In my personal experience, it works as well as its cousin, Dimethylglycine, or “DMG.”
So it was no surprise to me to read in the article below that Trimethylglycine has now been demonstrated in a study to have positive effects on athletic performance.
Here’s what the new study revealed:
“New research presented earlier this year at the annual conference of the International Society of Sports Nutrition demonstrated that betaine supplementation has a positive impact on athletic performance.
The research examined the effect of betaine, a nutrient found at high levels in spinach, whole grain and beets, on cycling sprint performance.
It revealed that subjects given an electrolyte drink containing natural betaine, performed better when cycling than those given a placebo.
‘We found that one week of betaine supplementation increased sprint power in untrained males and females,’ explains Stuart Craig, Ph.D., Danisco Director, Regulatory and Scientific Affairs, North America and one of the study’s authors.
‘The results showed a statistically significant performance improvement in the subjects given betaine.’
Sixteen untrained subjects were recruited at Ithaca College in New York to participate in the double blind, placebo controlled, cross-over design study.

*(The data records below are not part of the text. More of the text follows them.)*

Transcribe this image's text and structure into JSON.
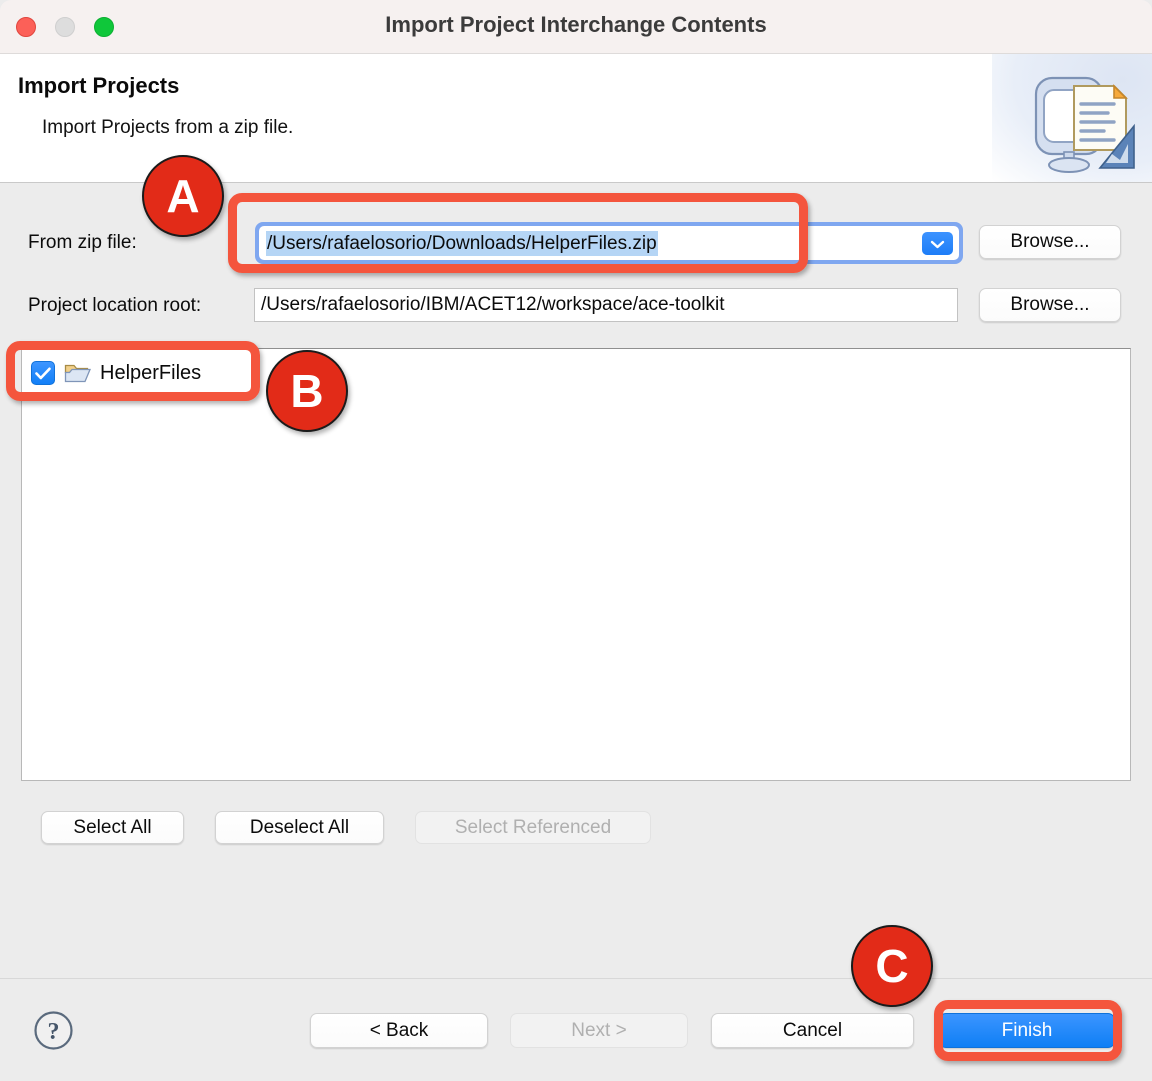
{
  "window": {
    "title": "Import Project Interchange Contents",
    "traffic_lights": [
      {
        "name": "close",
        "color": "#fc6058"
      },
      {
        "name": "minimize",
        "color": "#dddddd"
      },
      {
        "name": "maximize",
        "color": "#0fc73a"
      }
    ]
  },
  "header": {
    "title": "Import Projects",
    "description": "Import Projects from a zip file.",
    "banner_icon": "import-wizard-banner-icon"
  },
  "form": {
    "zip_label": "From zip file:",
    "zip_value": "/Users/rafaelosorio/Downloads/HelperFiles.zip",
    "zip_browse_label": "Browse...",
    "zip_dropdown_icon": "chevron-down-icon",
    "root_label": "Project location root:",
    "root_value": "/Users/rafaelosorio/IBM/ACET12/workspace/ace-toolkit",
    "root_browse_label": "Browse..."
  },
  "project_list": {
    "items": [
      {
        "label": "HelperFiles",
        "checked": true,
        "icon": "open-folder-icon"
      }
    ]
  },
  "selection_buttons": {
    "select_all": "Select All",
    "deselect_all": "Deselect All",
    "select_referenced": "Select Referenced",
    "select_referenced_disabled": true
  },
  "footer": {
    "help_icon": "help-question-icon",
    "back": "< Back",
    "next": "Next >",
    "next_disabled": true,
    "cancel": "Cancel",
    "finish": "Finish"
  },
  "annotations": {
    "colors": {
      "marker": "#e22b18",
      "box": "#f4553d"
    },
    "markers": [
      {
        "id": "A",
        "label": "A",
        "target": "zip-file-combo"
      },
      {
        "id": "B",
        "label": "B",
        "target": "project-list-item"
      },
      {
        "id": "C",
        "label": "C",
        "target": "finish-button"
      }
    ]
  }
}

Their cycling performance was measured against a benchmark performance that was recorded prior to a one-week betaine supplementation period and against an electrolyte drink placebo.

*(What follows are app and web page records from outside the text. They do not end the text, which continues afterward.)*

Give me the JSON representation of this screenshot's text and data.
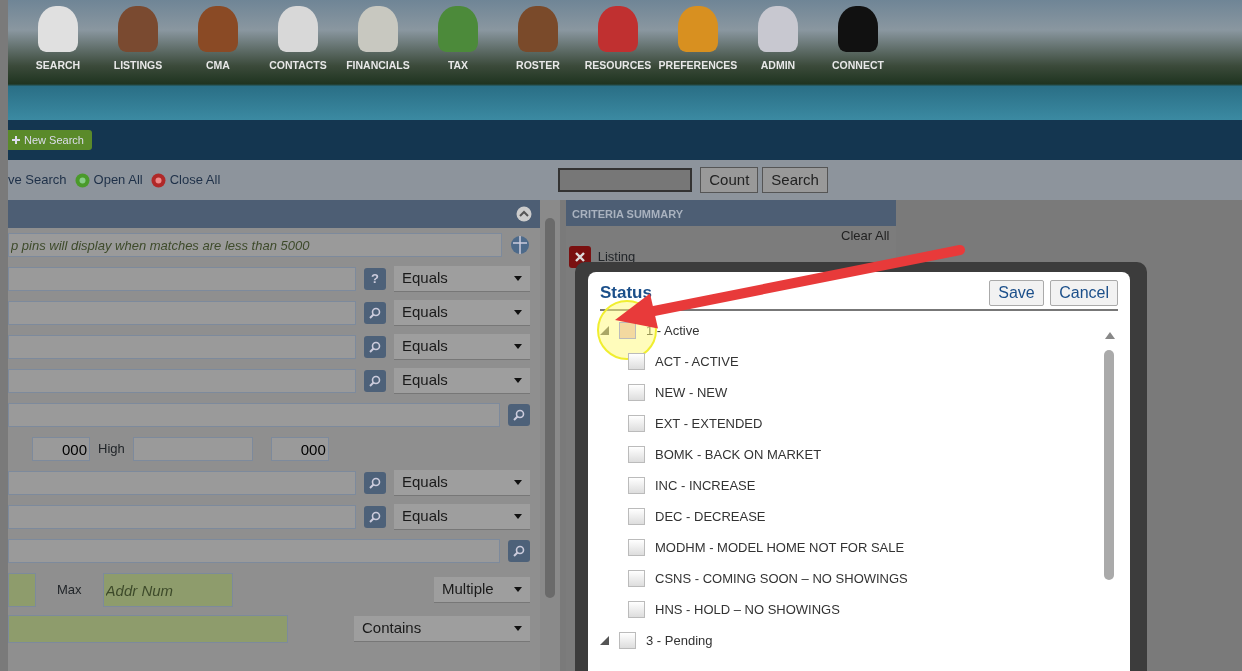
{
  "nav": [
    {
      "label": "SEARCH"
    },
    {
      "label": "LISTINGS"
    },
    {
      "label": "CMA"
    },
    {
      "label": "CONTACTS"
    },
    {
      "label": "FINANCIALS"
    },
    {
      "label": "TAX"
    },
    {
      "label": "ROSTER"
    },
    {
      "label": "RESOURCES"
    },
    {
      "label": "PREFERENCES"
    },
    {
      "label": "ADMIN"
    },
    {
      "label": "CONNECT"
    }
  ],
  "new_search": "New Search",
  "toolbar": {
    "save_search": "ve Search",
    "open_all": "Open All",
    "close_all": "Close All",
    "count": "Count",
    "search": "Search"
  },
  "search_panel": {
    "hint": "p pins will display when matches are less than 5000",
    "rows": [
      {
        "kind": "operator",
        "help": "?",
        "operator": "Equals"
      },
      {
        "kind": "operator",
        "operator": "Equals"
      },
      {
        "kind": "operator",
        "operator": "Equals"
      },
      {
        "kind": "operator",
        "operator": "Equals"
      },
      {
        "kind": "wide"
      },
      {
        "kind": "range",
        "low": "000",
        "label": "High",
        "high": "000"
      },
      {
        "kind": "operator",
        "operator": "Equals"
      },
      {
        "kind": "operator",
        "operator": "Equals"
      },
      {
        "kind": "wide"
      },
      {
        "kind": "minmax",
        "label": "Max",
        "placeholder": "Addr Num",
        "operator": "Multiple"
      },
      {
        "kind": "contains",
        "operator": "Contains"
      }
    ]
  },
  "criteria": {
    "title": "CRITERIA SUMMARY",
    "clear": "Clear All",
    "items": [
      {
        "label": "Listing"
      }
    ]
  },
  "dialog": {
    "title": "Status",
    "buttons": [
      "Save",
      "Cancel"
    ],
    "tree": [
      {
        "label": "1 - Active",
        "expanded": true,
        "checked": false,
        "highlighted": true,
        "children": [
          {
            "label": "ACT - ACTIVE",
            "checked": false,
            "highlighted": false
          },
          {
            "label": "NEW - NEW",
            "checked": false,
            "highlighted": false
          },
          {
            "label": "EXT - EXTENDED",
            "checked": false,
            "highlighted": false
          },
          {
            "label": "BOMK - BACK ON MARKET",
            "checked": false,
            "highlighted": false
          },
          {
            "label": "INC - INCREASE",
            "checked": false,
            "highlighted": false
          },
          {
            "label": "DEC - DECREASE",
            "checked": false,
            "highlighted": false
          },
          {
            "label": "MODHM - MODEL HOME NOT FOR SALE",
            "checked": false,
            "highlighted": false
          },
          {
            "label": "CSNS - COMING SOON – NO SHOWINGS",
            "checked": false,
            "highlighted": false
          },
          {
            "label": "HNS - HOLD – NO SHOWINGS",
            "checked": false,
            "highlighted": false
          }
        ]
      },
      {
        "label": "3 - Pending",
        "expanded": true,
        "checked": false,
        "highlighted": false
      }
    ]
  }
}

Betaine ingestion significantly increased average peak power, maximum peak power, average mean power and maximum mean power for all subjects combined compared to both placebo and baseline.
‘The results of this study add to the growing body of science supporting the benefits of betaine for athletic performance and as an important nutrient,’ adds Craig.

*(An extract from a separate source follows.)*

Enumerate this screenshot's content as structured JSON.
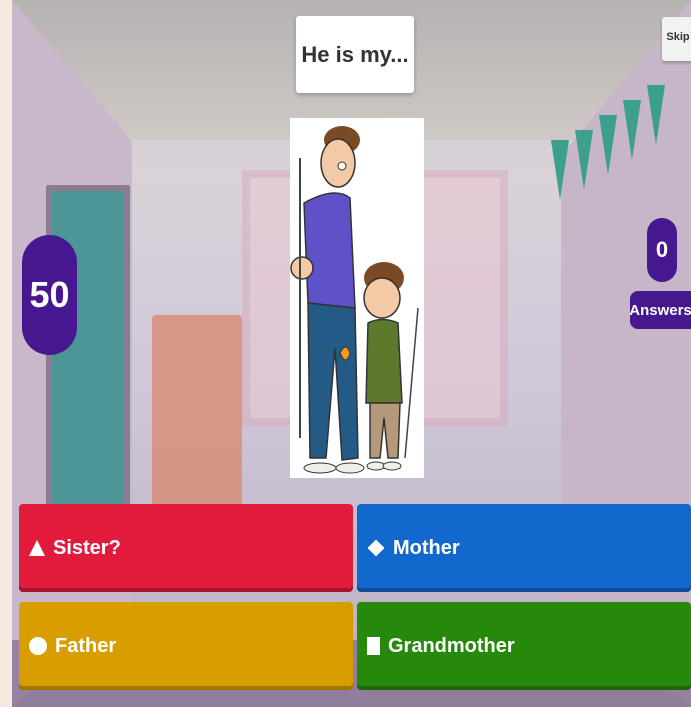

It is anticipated that the manuscript detailing this research will be published in early 2011.
Growing Body of Betaine Science
Two other studies published earlier this year in the Journal of the International Society of Sports Nutrition also investigated the role of betaine in exercise.
The first one explored the betaine content of sweat in adolescent females. The results of this study support evidence that betaine is a cell protectant and may be lost in sweat.
The second study delved into the effects of betaine supplementation on strength and power performance. Research subjects performing bench, squat and jump tests showed significantly increased power and force measures.
Natural betaine in is also known as trimethylglycine. It is inherent in most living things, is found in particularly high levels in beets, wheat, spinach and shellfish.
On a cellular level, betaine is an organic osmolyte that supports cell metabolism. As an osmolyte, betaine plays a key role in protecting cells against dehydration and stress-related water loss, working synergistically with electrolytes for complete hydration.
It is highly compatible with enzyme function and stabilizes cellular metabolic function under various kinds of stress such as those related to exercise.”